by Trevor Hopkins

I leaned forward over the bar to repeat my order.

"Scotch on the rocks. Make it a double."

I had to shout to make myself heard over the thundering music, loud enough to nearly drown out the buzz and whirl of conversations going on all around me, not to mention the applause and cat-calls from those enjoying the show. The dim lighting around the bar was in contrast with the gyrating dancers in their tight-fitting leotards and flamboyant costumes on the stage at the far end of the room, pinned in the bright lights of the spots like exotically-coloured insects caught in amber.

To his credit, the barkeep got the message at the second attempt, although I suspect he was reading my lips rather than hearing my words. Goblins have very good hearing, but the noise in here was more than enough to overload the delicate sensory apparatus behind pointed and prehensile ears.

"Sure thing, bud," he yelled at my face, then turned and reached for a lo-ball glass from one of the lower shelves and rattled the ice theatrically.

I was in the Stalactite Saloon, an industriously disreputable nightclub and bar which has managed in recent decades to get itself onto the list of joints recommended for nights out for middle-management types. Inevitably, therefore, it was full to bursting with those who like to think they work hard during the week and therefore consider that they should be allowed to play hard at the weekend. This requires that the club management allow just the right amount of disreputable behaviour, permitting the paying clientele to let their metaphorical hair down - Goblins don't actually have hair, of course - but making sure the enforcers are able to step in before anything seriously bad happens. Very much in their best interests, of course. All it would take is one well-publicised court case or enthusiastically reported incident in the newspapers, and years of careful marketing would be entirely undone.

The bartender placed a tumbler of brown fluid and translucent cubes on a monogrammed paper coaster in front of me followed a few seconds later by a printed paper check. He clearly knew his customers. I picked up the scotch and rattled the ice, ignoring the bill for the moment. Maybe I could persuade somebody else to pick up the tab on this one.

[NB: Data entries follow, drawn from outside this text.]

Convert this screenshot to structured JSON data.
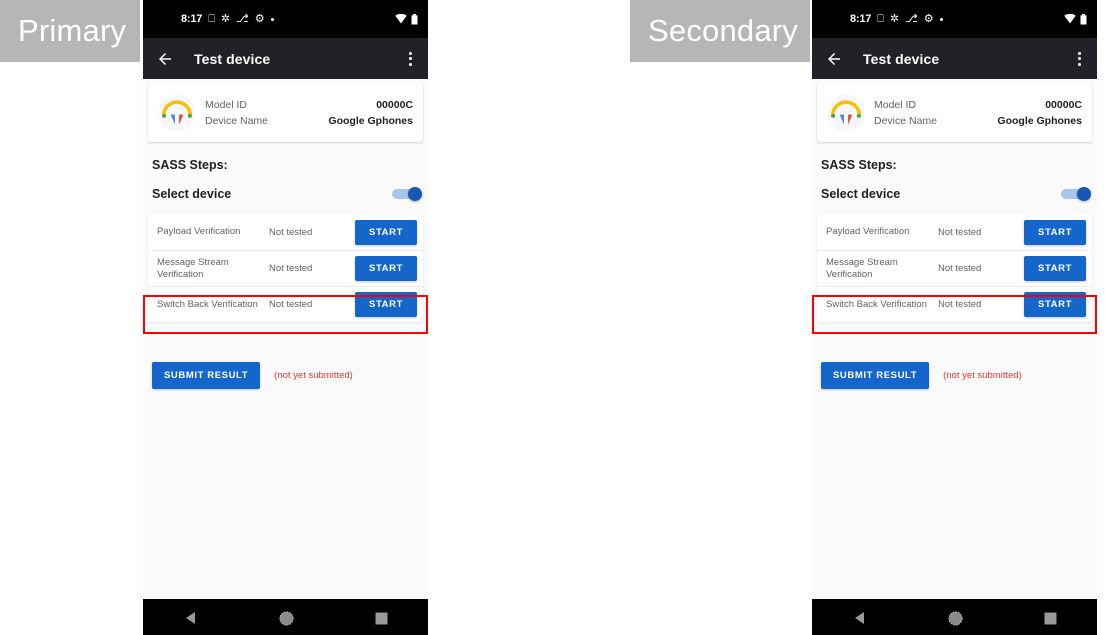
{
  "annotations": {
    "primary_label": "Primary",
    "secondary_label": "Secondary",
    "highlight_color": "#ff0000",
    "label_bg_color": "#b6b6b6"
  },
  "phone": {
    "status_bar": {
      "clock": "8:17",
      "icons": [
        "sim-icon",
        "brightness-icon",
        "bluetooth-icon",
        "settings-gear-icon",
        "dot-icon"
      ],
      "right_icons": [
        "wifi-icon",
        "battery-icon"
      ]
    },
    "app_bar": {
      "back_icon": "back-arrow-icon",
      "title": "Test device",
      "overflow_icon": "overflow-menu-icon"
    },
    "device_card": {
      "icon": "headphones-icon",
      "rows": [
        {
          "key": "Model ID",
          "value": "00000C"
        },
        {
          "key": "Device Name",
          "value": "Google Gphones"
        }
      ]
    },
    "section_title": "SASS Steps:",
    "select_device": {
      "label": "Select device",
      "toggle_state": "on",
      "toggle_color": "#1a56b4"
    },
    "steps": [
      {
        "name": "Payload Verification",
        "status": "Not tested",
        "action": "START"
      },
      {
        "name": "Message Stream Verification",
        "status": "Not tested",
        "action": "START"
      },
      {
        "name": "Switch Back Verification",
        "status": "Not tested",
        "action": "START"
      }
    ],
    "submit": {
      "button_label": "SUBMIT RESULT",
      "note": "(not yet submitted)",
      "note_color": "#e53935",
      "button_color": "#1466ca"
    },
    "nav_bar": {
      "back": "nav-back-icon",
      "home": "nav-home-icon",
      "recents": "nav-recents-icon"
    }
  }
}
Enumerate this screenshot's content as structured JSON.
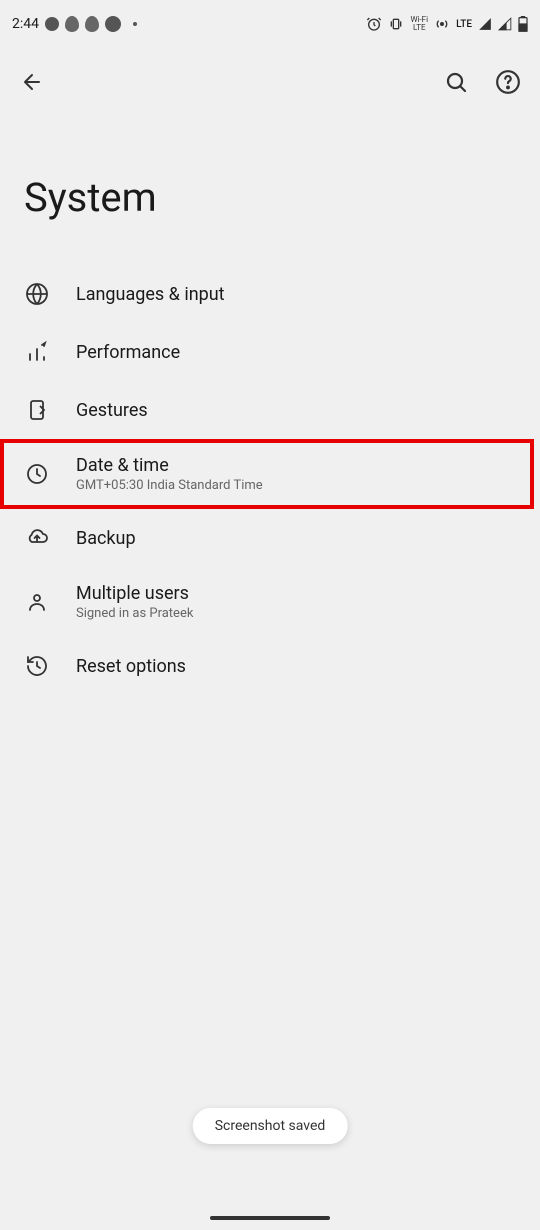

I sipped the whiskey, which could charitably be described as barely adequate, and looked around at the environs. The ceiling high above my head was artfully decorated with hanging cones of all shapes and sizes. Some of them might actually have been real stalactites, but I suspected that some lucky interior designer had worked wonders with a job lot of high-grade waterproof plaster.

Below the line of the cones was a real stream of water, trickling its way between the tables, artfully pooling here and there, and craftily lit from below with coloured lights that flickered like candles under the surface. The chilly rivulet provided, I supposed, a convenient means to sober somebody up damn quickly or to cool the ardour of an over-enamoured - or maybe just drunk - reveller en-route to a more spectacular ejection.

I took a second pull from my glass and smiled thinly at my reflection in the mirror behind the bottle-jockey. This was my kind of joint.

Part 2